Action item » Please reproduce the entire listing, character for character.

Records to process »
━━━━━━

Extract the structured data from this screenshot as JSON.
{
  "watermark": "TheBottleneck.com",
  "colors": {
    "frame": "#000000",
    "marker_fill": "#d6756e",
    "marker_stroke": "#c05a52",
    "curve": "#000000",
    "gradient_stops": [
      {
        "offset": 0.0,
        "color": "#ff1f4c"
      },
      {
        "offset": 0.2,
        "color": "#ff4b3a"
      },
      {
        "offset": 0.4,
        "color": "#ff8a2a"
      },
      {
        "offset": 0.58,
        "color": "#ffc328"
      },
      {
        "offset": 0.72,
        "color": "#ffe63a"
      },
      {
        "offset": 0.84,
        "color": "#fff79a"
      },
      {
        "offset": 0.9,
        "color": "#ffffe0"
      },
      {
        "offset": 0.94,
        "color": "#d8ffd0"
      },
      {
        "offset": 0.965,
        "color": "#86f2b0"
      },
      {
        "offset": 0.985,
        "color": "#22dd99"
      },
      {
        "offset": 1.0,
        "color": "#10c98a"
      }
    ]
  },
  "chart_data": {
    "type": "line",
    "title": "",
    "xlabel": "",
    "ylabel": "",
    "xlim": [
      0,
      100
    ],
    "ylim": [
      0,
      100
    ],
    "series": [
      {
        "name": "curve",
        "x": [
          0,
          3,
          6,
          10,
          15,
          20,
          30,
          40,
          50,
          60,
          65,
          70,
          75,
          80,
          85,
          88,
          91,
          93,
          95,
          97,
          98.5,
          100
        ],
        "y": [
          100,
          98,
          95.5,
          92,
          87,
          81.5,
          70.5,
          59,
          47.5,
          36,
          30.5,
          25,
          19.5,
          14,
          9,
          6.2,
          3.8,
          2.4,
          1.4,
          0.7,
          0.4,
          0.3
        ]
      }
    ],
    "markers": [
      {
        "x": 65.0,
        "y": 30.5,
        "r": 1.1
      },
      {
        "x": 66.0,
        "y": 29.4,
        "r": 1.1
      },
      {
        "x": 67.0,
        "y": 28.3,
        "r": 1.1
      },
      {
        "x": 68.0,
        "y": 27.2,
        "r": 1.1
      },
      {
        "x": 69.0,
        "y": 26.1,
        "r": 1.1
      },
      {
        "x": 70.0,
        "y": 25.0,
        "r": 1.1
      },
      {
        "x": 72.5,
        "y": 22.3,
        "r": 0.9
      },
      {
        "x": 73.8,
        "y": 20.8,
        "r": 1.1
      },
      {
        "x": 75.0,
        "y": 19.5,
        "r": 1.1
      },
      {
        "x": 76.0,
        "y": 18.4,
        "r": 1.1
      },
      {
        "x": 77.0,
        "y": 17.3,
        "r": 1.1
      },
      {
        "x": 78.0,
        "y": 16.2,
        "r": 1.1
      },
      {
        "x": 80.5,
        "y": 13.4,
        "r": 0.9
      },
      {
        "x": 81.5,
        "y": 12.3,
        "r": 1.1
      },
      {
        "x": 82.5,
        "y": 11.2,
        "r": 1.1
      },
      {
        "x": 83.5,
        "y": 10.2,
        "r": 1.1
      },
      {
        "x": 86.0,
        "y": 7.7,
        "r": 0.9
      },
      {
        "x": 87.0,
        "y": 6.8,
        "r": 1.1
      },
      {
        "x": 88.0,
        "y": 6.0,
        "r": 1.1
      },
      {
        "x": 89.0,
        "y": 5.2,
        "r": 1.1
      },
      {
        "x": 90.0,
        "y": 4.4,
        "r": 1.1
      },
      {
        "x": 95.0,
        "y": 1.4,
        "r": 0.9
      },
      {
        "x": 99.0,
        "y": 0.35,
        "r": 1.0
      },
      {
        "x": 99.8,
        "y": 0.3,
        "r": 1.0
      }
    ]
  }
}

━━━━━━

Answer area »
Extract the structured data from this screenshot as JSON.
{
  "watermark": "TheBottleneck.com",
  "colors": {
    "frame": "#000000",
    "marker_fill": "#d6756e",
    "marker_stroke": "#c05a52",
    "curve": "#000000",
    "gradient_stops": [
      {
        "offset": 0.0,
        "color": "#ff1f4c"
      },
      {
        "offset": 0.2,
        "color": "#ff4b3a"
      },
      {
        "offset": 0.4,
        "color": "#ff8a2a"
      },
      {
        "offset": 0.58,
        "color": "#ffc328"
      },
      {
        "offset": 0.72,
        "color": "#ffe63a"
      },
      {
        "offset": 0.84,
        "color": "#fff79a"
      },
      {
        "offset": 0.9,
        "color": "#ffffe0"
      },
      {
        "offset": 0.94,
        "color": "#d8ffd0"
      },
      {
        "offset": 0.965,
        "color": "#86f2b0"
      },
      {
        "offset": 0.985,
        "color": "#22dd99"
      },
      {
        "offset": 1.0,
        "color": "#10c98a"
      }
    ]
  },
  "chart_data": {
    "type": "line",
    "title": "",
    "xlabel": "",
    "ylabel": "",
    "xlim": [
      0,
      100
    ],
    "ylim": [
      0,
      100
    ],
    "series": [
      {
        "name": "curve",
        "x": [
          0,
          3,
          6,
          10,
          15,
          20,
          30,
          40,
          50,
          60,
          65,
          70,
          75,
          80,
          85,
          88,
          91,
          93,
          95,
          97,
          98.5,
          100
        ],
        "y": [
          100,
          98,
          95.5,
          92,
          87,
          81.5,
          70.5,
          59,
          47.5,
          36,
          30.5,
          25,
          19.5,
          14,
          9,
          6.2,
          3.8,
          2.4,
          1.4,
          0.7,
          0.4,
          0.3
        ]
      }
    ],
    "markers": [
      {
        "x": 65.0,
        "y": 30.5,
        "r": 1.1
      },
      {
        "x": 66.0,
        "y": 29.4,
        "r": 1.1
      },
      {
        "x": 67.0,
        "y": 28.3,
        "r": 1.1
      },
      {
        "x": 68.0,
        "y": 27.2,
        "r": 1.1
      },
      {
        "x": 69.0,
        "y": 26.1,
        "r": 1.1
      },
      {
        "x": 70.0,
        "y": 25.0,
        "r": 1.1
      },
      {
        "x": 72.5,
        "y": 22.3,
        "r": 0.9
      },
      {
        "x": 73.8,
        "y": 20.8,
        "r": 1.1
      },
      {
        "x": 75.0,
        "y": 19.5,
        "r": 1.1
      },
      {
        "x": 76.0,
        "y": 18.4,
        "r": 1.1
      },
      {
        "x": 77.0,
        "y": 17.3,
        "r": 1.1
      },
      {
        "x": 78.0,
        "y": 16.2,
        "r": 1.1
      },
      {
        "x": 80.5,
        "y": 13.4,
        "r": 0.9
      },
      {
        "x": 81.5,
        "y": 12.3,
        "r": 1.1
      },
      {
        "x": 82.5,
        "y": 11.2,
        "r": 1.1
      },
      {
        "x": 83.5,
        "y": 10.2,
        "r": 1.1
      },
      {
        "x": 86.0,
        "y": 7.7,
        "r": 0.9
      },
      {
        "x": 87.0,
        "y": 6.8,
        "r": 1.1
      },
      {
        "x": 88.0,
        "y": 6.0,
        "r": 1.1
      },
      {
        "x": 89.0,
        "y": 5.2,
        "r": 1.1
      },
      {
        "x": 90.0,
        "y": 4.4,
        "r": 1.1
      },
      {
        "x": 95.0,
        "y": 1.4,
        "r": 0.9
      },
      {
        "x": 99.0,
        "y": 0.35,
        "r": 1.0
      },
      {
        "x": 99.8,
        "y": 0.3,
        "r": 1.0
      }
    ]
  }
}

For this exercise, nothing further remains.